Problem
Return the lines below that contain "watermark".

++++++++++++++++++++

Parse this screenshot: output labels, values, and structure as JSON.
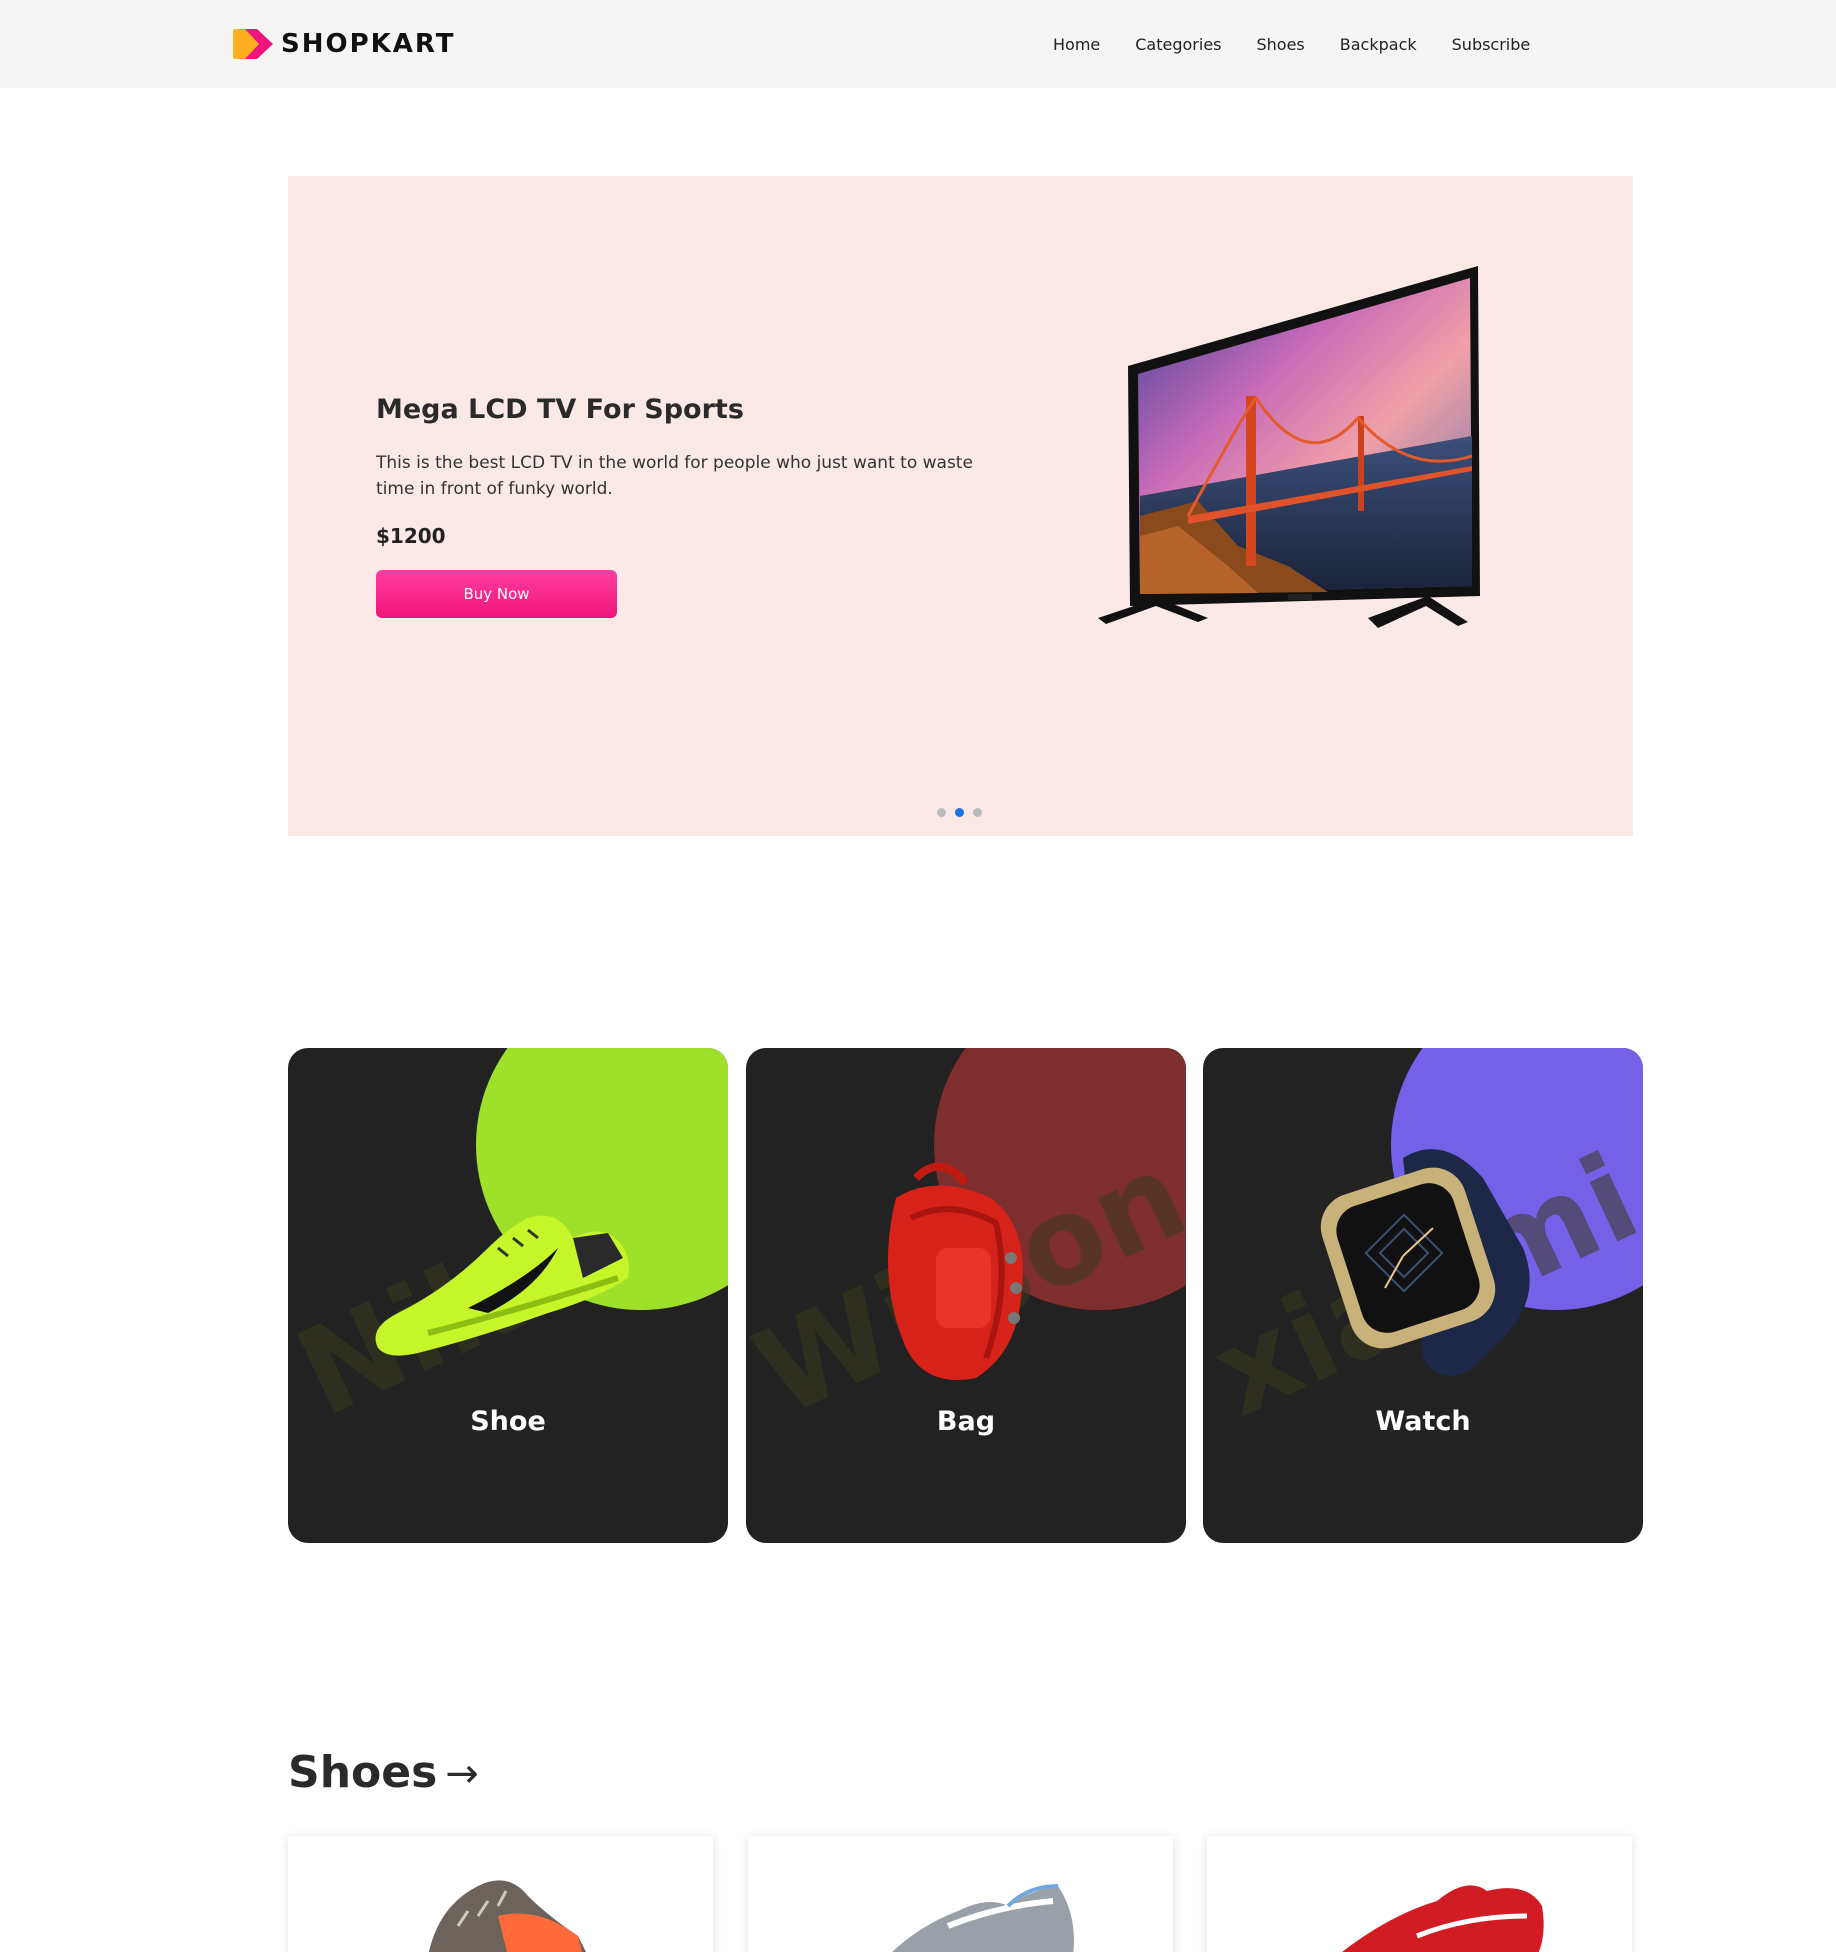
{
  "header": {
    "brand": "SHOPKART",
    "nav": [
      "Home",
      "Categories",
      "Shoes",
      "Backpack",
      "Subscribe"
    ]
  },
  "hero": {
    "title": "Mega LCD TV For Sports",
    "description": "This is the best LCD TV in the world for people who just want to waste time in front of funky world.",
    "price": "$1200",
    "button": "Buy Now",
    "active_slide": 2,
    "slide_count": 3,
    "background": "#fbe9e7"
  },
  "categories": [
    {
      "label": "Shoe",
      "watermark": "Nike",
      "accent": "#9ee02a"
    },
    {
      "label": "Bag",
      "watermark": "Wilson",
      "accent": "#7f2e2e"
    },
    {
      "label": "Watch",
      "watermark": "xiaomi",
      "accent": "#7560e8"
    }
  ],
  "shoes_section": {
    "title": "Shoes",
    "arrow": "→"
  },
  "colors": {
    "accent_pink": "#f0157a",
    "active_dot": "#1e73e8",
    "card_bg": "#222222"
  },
  "icons": [
    "logo-play-icon",
    "arrow-right-icon"
  ]
}
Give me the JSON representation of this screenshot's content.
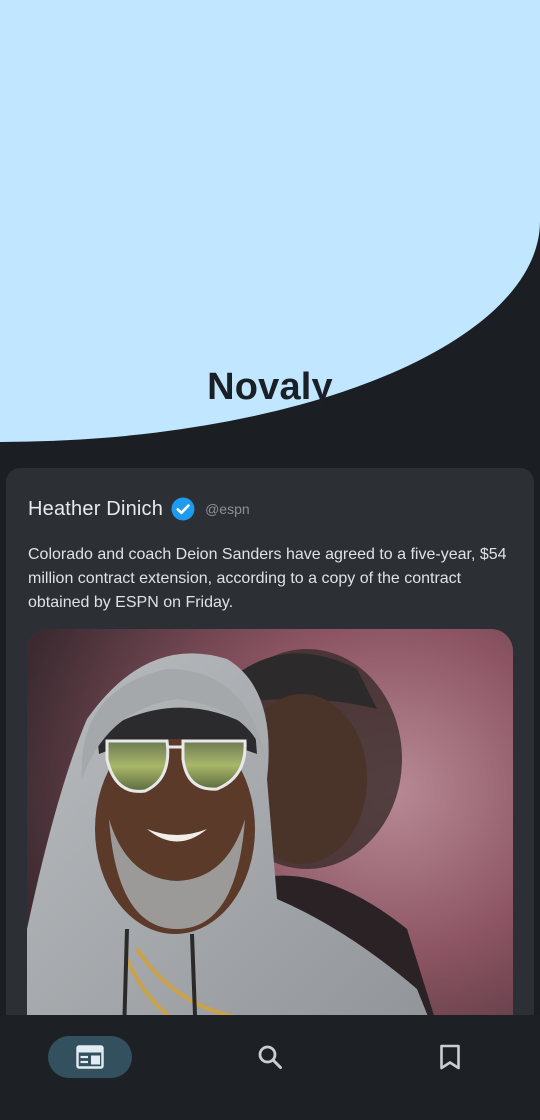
{
  "app": {
    "title": "Novaly"
  },
  "post": {
    "author_name": "Heather Dinich",
    "verified_icon": "verified-badge-icon",
    "handle": "@espn",
    "text": "Colorado and coach Deion Sanders have agreed to a five-year, $54 million contract extension, according to a copy of the contract obtained by ESPN on Friday.",
    "image_icon": "news-photo"
  },
  "bottom_nav": {
    "items": [
      {
        "icon": "news-feed-icon",
        "selected": true
      },
      {
        "icon": "search-icon",
        "selected": false
      },
      {
        "icon": "bookmark-icon",
        "selected": false
      }
    ]
  },
  "colors": {
    "hero_background": "#c1e6ff",
    "page_background": "#1b1f23",
    "card_background": "#2c3034",
    "verified_blue": "#1d9bf0",
    "nav_selected_pill": "#33505e"
  }
}
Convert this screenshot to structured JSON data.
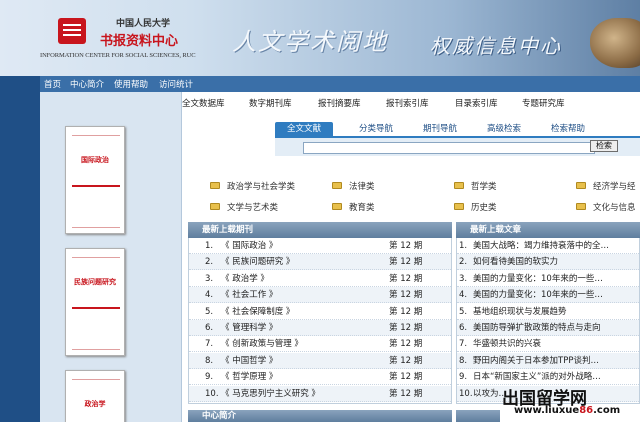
{
  "header": {
    "org_cn": "中国人民大学",
    "center_cn": "书报资料中心",
    "org_en": "INFORMATION CENTER FOR SOCIAL SCIENCES, RUC",
    "slogan_1": "人文学术阅地",
    "slogan_2": "权威信息中心"
  },
  "top_nav": [
    "首页",
    "中心简介",
    "使用帮助",
    "访问统计"
  ],
  "category_nav": [
    "全文数据库",
    "数字期刊库",
    "报刊摘要库",
    "报刊索引库",
    "目录索引库",
    "专题研究库"
  ],
  "search": {
    "tabs": [
      "全文文献",
      "分类导航",
      "期刊导航",
      "高级检索",
      "检索帮助"
    ],
    "active_tab": "全文文献",
    "input_value": "",
    "button_label": "检索"
  },
  "categories": [
    "政治学与社会学类",
    "法律类",
    "哲学类",
    "经济学与经",
    "文学与艺术类",
    "教育类",
    "历史类",
    "文化与信息"
  ],
  "journal_covers": [
    {
      "title": "国际政治"
    },
    {
      "title": "民族问题研究"
    },
    {
      "title": "政治学"
    }
  ],
  "latest_journals": {
    "heading": "最新上载期刊",
    "items": [
      {
        "num": "1.",
        "title": "《 国际政治 》",
        "issue": "第 12 期"
      },
      {
        "num": "2.",
        "title": "《 民族问题研究 》",
        "issue": "第 12 期"
      },
      {
        "num": "3.",
        "title": "《 政治学 》",
        "issue": "第 12 期"
      },
      {
        "num": "4.",
        "title": "《 社会工作 》",
        "issue": "第 12 期"
      },
      {
        "num": "5.",
        "title": "《 社会保障制度 》",
        "issue": "第 12 期"
      },
      {
        "num": "6.",
        "title": "《 管理科学 》",
        "issue": "第 12 期"
      },
      {
        "num": "7.",
        "title": "《 创新政策与管理 》",
        "issue": "第 12 期"
      },
      {
        "num": "8.",
        "title": "《 中国哲学 》",
        "issue": "第 12 期"
      },
      {
        "num": "9.",
        "title": "《 哲学原理 》",
        "issue": "第 12 期"
      },
      {
        "num": "10.",
        "title": "《 马克思列宁主义研究 》",
        "issue": "第 12 期"
      }
    ]
  },
  "latest_articles": {
    "heading": "最新上载文章",
    "items": [
      {
        "num": "1.",
        "title": "美国大战略：竭力维持衰落中的全…"
      },
      {
        "num": "2.",
        "title": "如何看待美国的软实力"
      },
      {
        "num": "3.",
        "title": "美国的力量变化：10年来的一些…"
      },
      {
        "num": "4.",
        "title": "美国的力量变化：10年来的一些…"
      },
      {
        "num": "5.",
        "title": "基地组织现状与发展趋势"
      },
      {
        "num": "6.",
        "title": "美国防导弹扩散政策的特点与走向"
      },
      {
        "num": "7.",
        "title": "华盛顿共识的兴衰"
      },
      {
        "num": "8.",
        "title": "野田内阁关于日本参加TPP谈判…"
      },
      {
        "num": "9.",
        "title": "日本“新国家主义”派的对外战略…"
      },
      {
        "num": "10.",
        "title": "以攻为…"
      }
    ]
  },
  "center_intro": {
    "heading": "中心简介"
  },
  "watermark": {
    "cn": "出国留学网",
    "url_prefix": "www.liuxue",
    "url_num": "86",
    "url_suffix": ".com"
  }
}
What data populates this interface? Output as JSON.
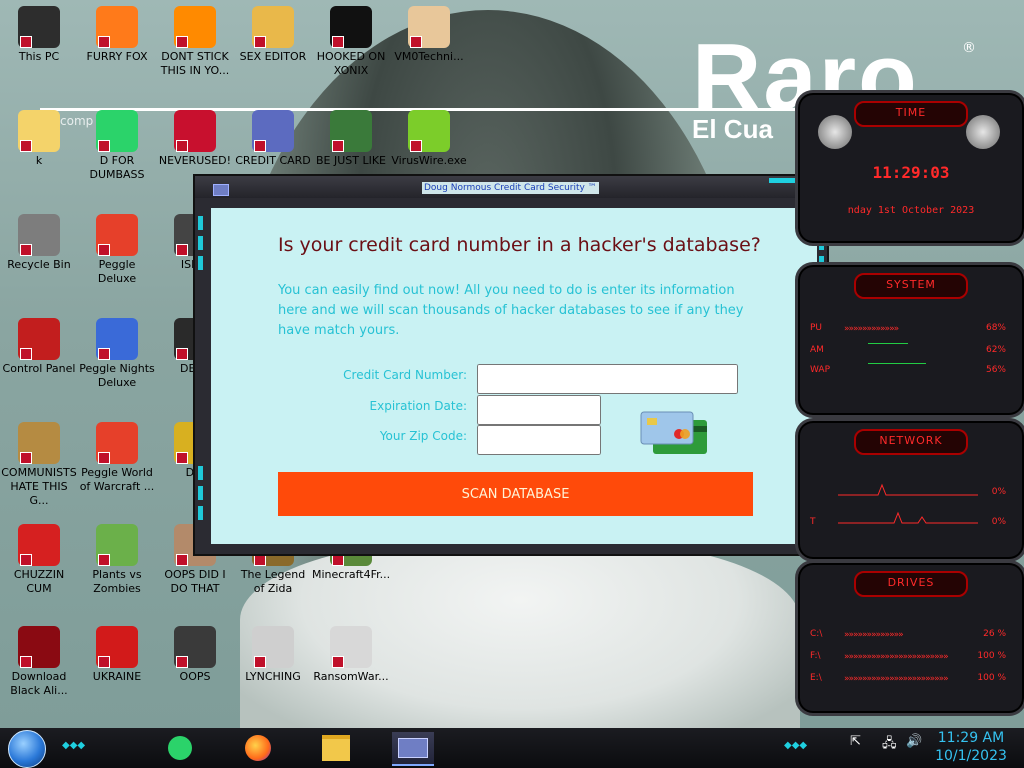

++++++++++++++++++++

Response for this exercise
      "watermark": "Nike",
      "watermark": "Wilson",
      "watermark": "xiaomi",
  "watermark": {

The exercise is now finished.